• EXERCISE
Look for the string "rest" in the data below, and copy each line that holds it.

• ENTRIES PROVIDED
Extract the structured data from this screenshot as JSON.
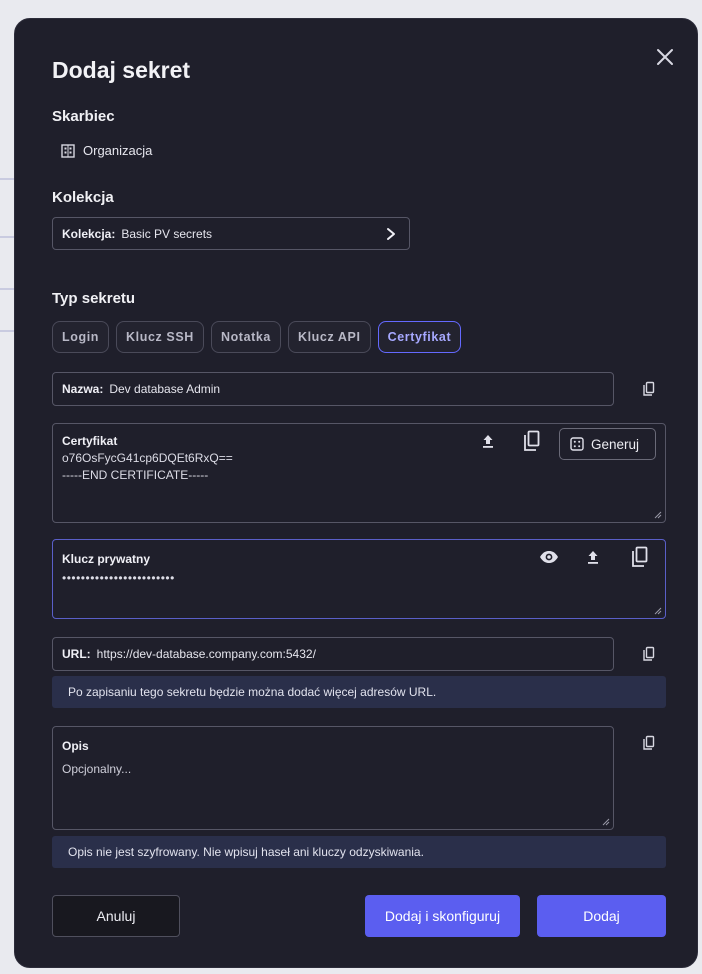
{
  "dialog": {
    "title": "Dodaj sekret"
  },
  "vault": {
    "label": "Skarbiec",
    "value": "Organizacja",
    "icon": "building-icon"
  },
  "collection": {
    "label": "Kolekcja",
    "field_label": "Kolekcja:",
    "field_value": "Basic PV secrets"
  },
  "secret_type": {
    "label": "Typ sekretu",
    "options": [
      "Login",
      "Klucz SSH",
      "Notatka",
      "Klucz API",
      "Certyfikat"
    ],
    "selected": "Certyfikat"
  },
  "name_field": {
    "label": "Nazwa:",
    "value": "Dev database Admin"
  },
  "certificate": {
    "label": "Certyfikat",
    "value": "o76OsFycG41cp6DQEt6RxQ==\n-----END CERTIFICATE-----",
    "generate_label": "Generuj"
  },
  "private_key": {
    "label": "Klucz prywatny",
    "value": "••••••••••••••••••••••••"
  },
  "url_field": {
    "label": "URL:",
    "value": "https://dev-database.company.com:5432/",
    "info": "Po zapisaniu tego sekretu będzie można dodać więcej adresów URL."
  },
  "description": {
    "label": "Opis",
    "placeholder": "Opcjonalny...",
    "info": "Opis nie jest szyfrowany. Nie wpisuj haseł ani kluczy odzyskiwania."
  },
  "buttons": {
    "cancel": "Anuluj",
    "add_and_configure": "Dodaj i skonfiguruj",
    "add": "Dodaj"
  },
  "colors": {
    "background": "#1f1f2b",
    "accent": "#5b5ef0",
    "info_box": "#2a2f4a"
  }
}
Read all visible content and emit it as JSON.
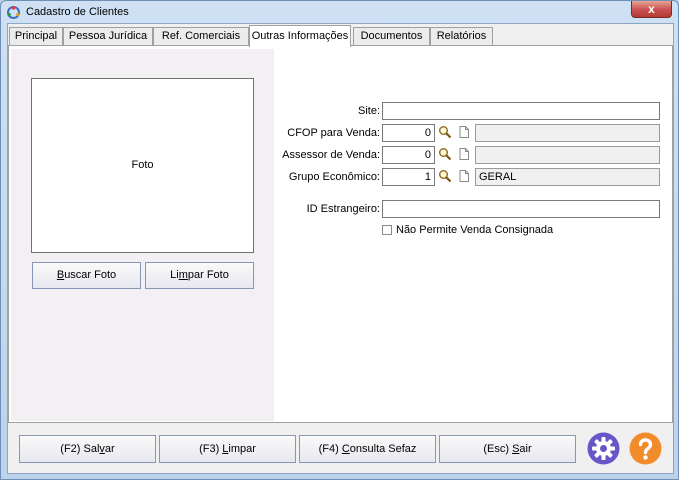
{
  "window": {
    "title": "Cadastro de Clientes",
    "close_glyph": "x"
  },
  "tabs": [
    {
      "label": "Principal",
      "active": false
    },
    {
      "label": "Pessoa Jurídica",
      "active": false
    },
    {
      "label": "Ref. Comerciais",
      "active": false
    },
    {
      "label": "Outras Informações",
      "active": true
    },
    {
      "label": "Documentos",
      "active": false
    },
    {
      "label": "Relatórios",
      "active": false
    }
  ],
  "photo": {
    "label": "Foto",
    "buscar": {
      "u": "B",
      "rest": "uscar Foto"
    },
    "limpar": {
      "pre": "Li",
      "u": "m",
      "rest": "par Foto"
    }
  },
  "form": {
    "site": {
      "label": "Site:",
      "value": ""
    },
    "cfop": {
      "label": "CFOP para Venda:",
      "value": "0",
      "desc": ""
    },
    "assessor": {
      "label": "Assessor de Venda:",
      "value": "0",
      "desc": ""
    },
    "grupo": {
      "label": "Grupo Econômico:",
      "value": "1",
      "desc": "GERAL"
    },
    "id_estrangeiro": {
      "label": "ID Estrangeiro:",
      "value": ""
    },
    "consignada": {
      "label": "Não Permite Venda Consignada",
      "checked": false
    }
  },
  "footer": {
    "salvar": {
      "pre": "(F2) Sal",
      "u": "v",
      "rest": "ar"
    },
    "limpar": {
      "pre": "(F3) ",
      "u": "L",
      "rest": "impar"
    },
    "sefaz": {
      "pre": "(F4) ",
      "u": "C",
      "rest": "onsulta Sefaz"
    },
    "sair": {
      "pre": "(Esc) ",
      "u": "S",
      "rest": "air"
    }
  },
  "icons": {
    "search": "magnifier-icon",
    "document": "document-icon",
    "settings": "gear-icon",
    "help": "help-icon"
  },
  "colors": {
    "accent_purple": "#6a55c8",
    "help_orange": "#f08c2b",
    "close_red": "#c75050"
  }
}
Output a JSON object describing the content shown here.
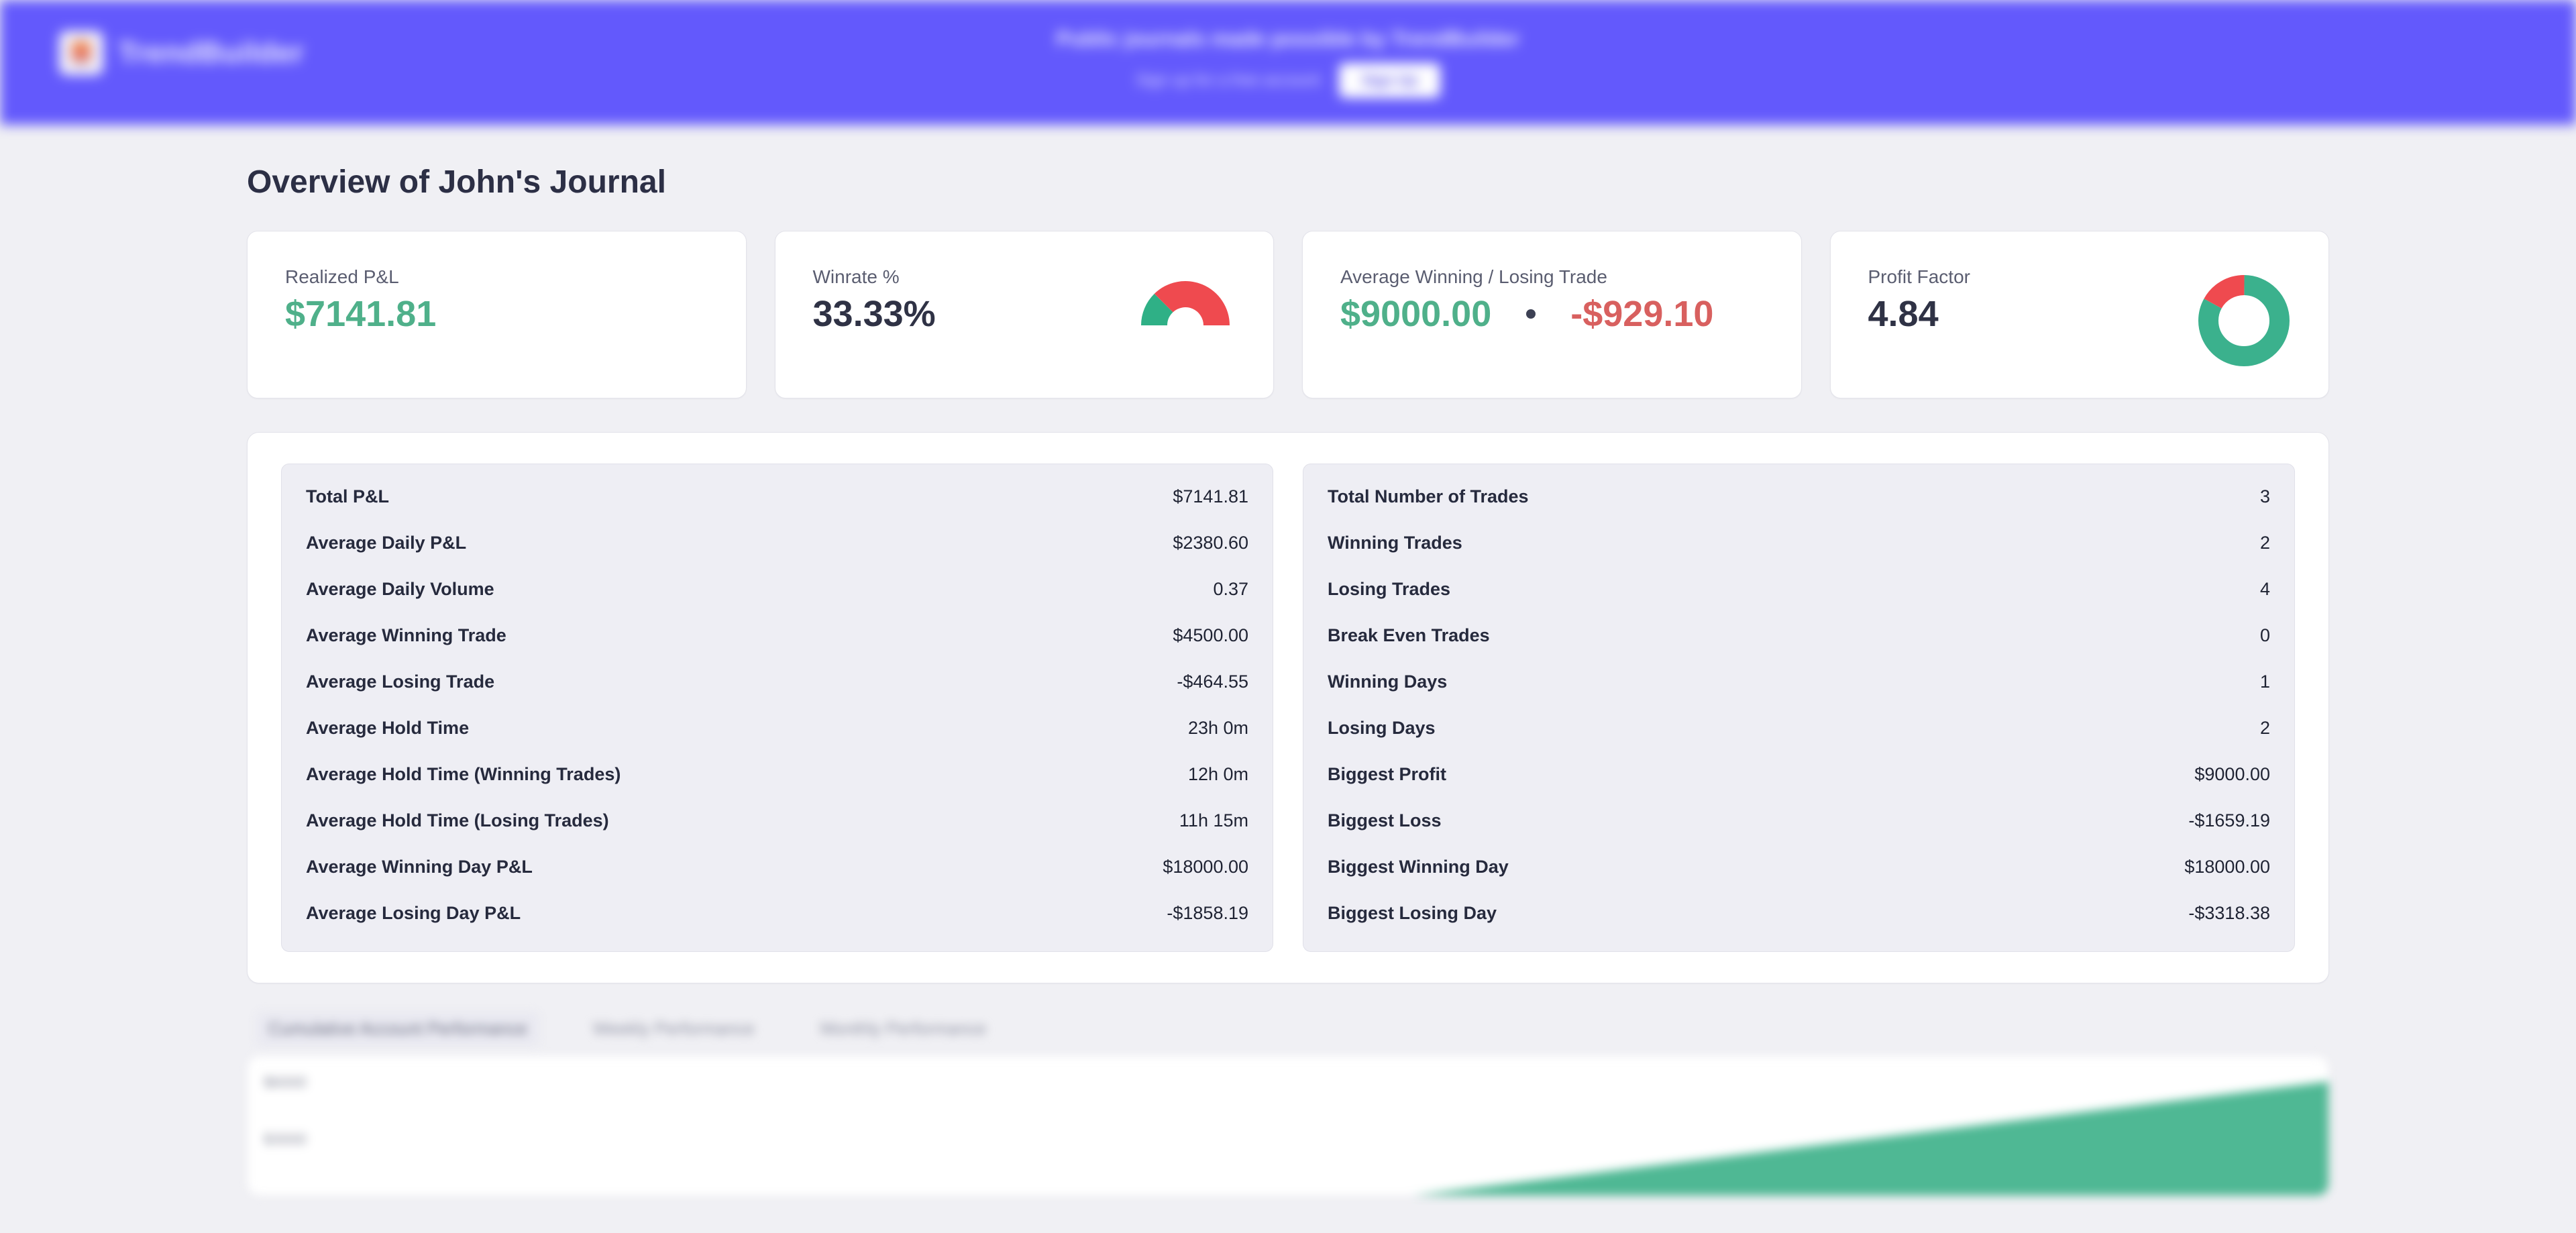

• ANSWER BELOW
      "rest": "uscar Foto"
      "rest": "par Foto"
      "rest": "ar"
      "rest": "impar"
      "rest": "onsulta Sefaz"
      "rest": "air"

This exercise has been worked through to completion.